At the meeting’s session “The Revolution and Evolution of Predictive Modeling,” Claudine Modlin, a senior consultant at Towers Watson, laid out how far predictive analytics has advanced insurance pricing in the past decade. At the end of the 20th century, Modlin said, insurers were still bound to mainframe computers and highly aggregated data sets. Rating plans were less sophisticated and it was easy for a company to understand its competitors’ plans. Rating plans were finalized based on the collective judgment of underwriters and actuaries, with little data-driven guidance in how and where to deviate from the expected costs.
Today, insurers use a variety of predictive analytic tools to hunt through gigabytes of data to find variables—sometimes non-intuitive ones—that hold clues to a customer’s riskiness and purchasing behavior. Generalized linear models (GLMs) have become the global industry standard for pricing segmentation. This is due in large part to the multivariate framework, the multiplicative nature of rating plans, and the high degree of transparency in the results. “As an industry, we have really learned a lot,” Modlin said. “We have advanced our toolkit.”
As much of the industry has refined its approach to estimating loss costs, the use of science to understand customer demand lags behind. GLMs are a suitable technique for this as well. The challenge here is to capture customer attributes as well as price-related information (e.g., quote offered at new business or price change offered at renewal) that will provide useful insights into customer elasticity.
During the session, Steven Armstrong, a Fellow of the Casualty Actuarial Society, laid out a variety of ways tools and skills could improve insurance operations beyond the pricing function. For example, predictive models could likely help underwriters work more efficiently. Right now, underwriting tends to follow rules with limited flexibility. For auto insurance, for example, young drivers receiving good student discounts have to regularly turn in copies of their grades. Predictive modeling could show, perhaps, that some types of students don’t need to perpetually update, while others would.
Predictive modeling could also help marketing by researching what mix of social media grows the customer base or what brand attributes drive new business. The concept isn’t new to marketers, but the actuarial skill set can enhance understanding of the work.
And claims departments “swim” in a vast, vast pool of data, Armstrong said, that only awaits discovery—claims diaries, records on attorney involvement, and information on service providers and adjusters. Predictive models could answer questions such as “If a damaged auto gets to the body shop a day sooner, will it affect claim severity?” “What sorts of claims are driving costs higher” and “What sorts of claims should be reported to the special investigations unit for potential fraud?”
So, where does this leave the actuary? Insurance industry professionals, Alice Underwood, EVP at Willis Re, Mark Vonnahme, clinical professor of finance at University of Illinois at Champaign-Urbana, and Armstrong participated on a panel at the meeting. They agreed that the profession is changing, with heightened competition arising from various sources.

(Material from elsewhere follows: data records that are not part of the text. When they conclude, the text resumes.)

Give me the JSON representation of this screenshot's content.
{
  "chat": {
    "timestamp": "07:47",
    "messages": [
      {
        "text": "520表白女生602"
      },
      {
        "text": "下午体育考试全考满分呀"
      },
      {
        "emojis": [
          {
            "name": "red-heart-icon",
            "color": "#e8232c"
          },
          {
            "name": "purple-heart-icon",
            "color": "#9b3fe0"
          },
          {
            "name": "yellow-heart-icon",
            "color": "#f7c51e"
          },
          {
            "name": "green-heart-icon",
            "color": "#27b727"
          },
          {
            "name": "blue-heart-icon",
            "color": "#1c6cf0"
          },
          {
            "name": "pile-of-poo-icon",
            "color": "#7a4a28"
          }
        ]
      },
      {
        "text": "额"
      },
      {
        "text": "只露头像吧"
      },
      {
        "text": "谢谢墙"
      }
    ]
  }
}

While actuaries have been thought of as the numbers experts, insurers are looking deeper into their databases for a competitive edge. As a result, they’re hiring newly minted graduates with advanced math or statistics degrees who build sophisticated predictive models. But this doesn’t spell the end of actuaries. Some actuaries will become predictive modelers. But if they don’t, actuaries have a role to play.
Actuaries have professional standards and a code of ethics that non-actuaries might lack, Armstrong said. So the partnership between modelers and actuaries can be a beneficial one. Actuaries also act as intermediaries. They can develop “a way to frame a problem” that modelers can understand, Underwood said, and then help management understand the modelers’ analysis.
The panelists also concluded that actuaries play a valuable role in enterprise risk management (ERM). With their training, actuaries would seem well suited to key ERM roles, such as chief risk officer. But actuaries haven’t always been at the forefront of the new discipline, Underwood said. That may change, as the CAS becomes one of several actuarial organizations conferring the new Chartered Enterprise Risk Analyst (CERA) designation.
The ERM role is an interdisciplinary one—one that actuaries can fill, particularly in insurance, where their specialized knowledge is strongest, Willis Re’s Vonnahme said. Outside of insurance, he said, the competition gets thicker, with other professions offering their own risk management credentials. And, Armstrong said actuaries will need to market themselves better in order to compete. “It’s a PR issue more than anything else,” he said. Outside the insurance field, he said, actuaries need to show they have the skills to justify the higher salaries they typically command.
This story originally appeared at Insurance Networking News.
Carrie Burns is editor at Insurance Networking News.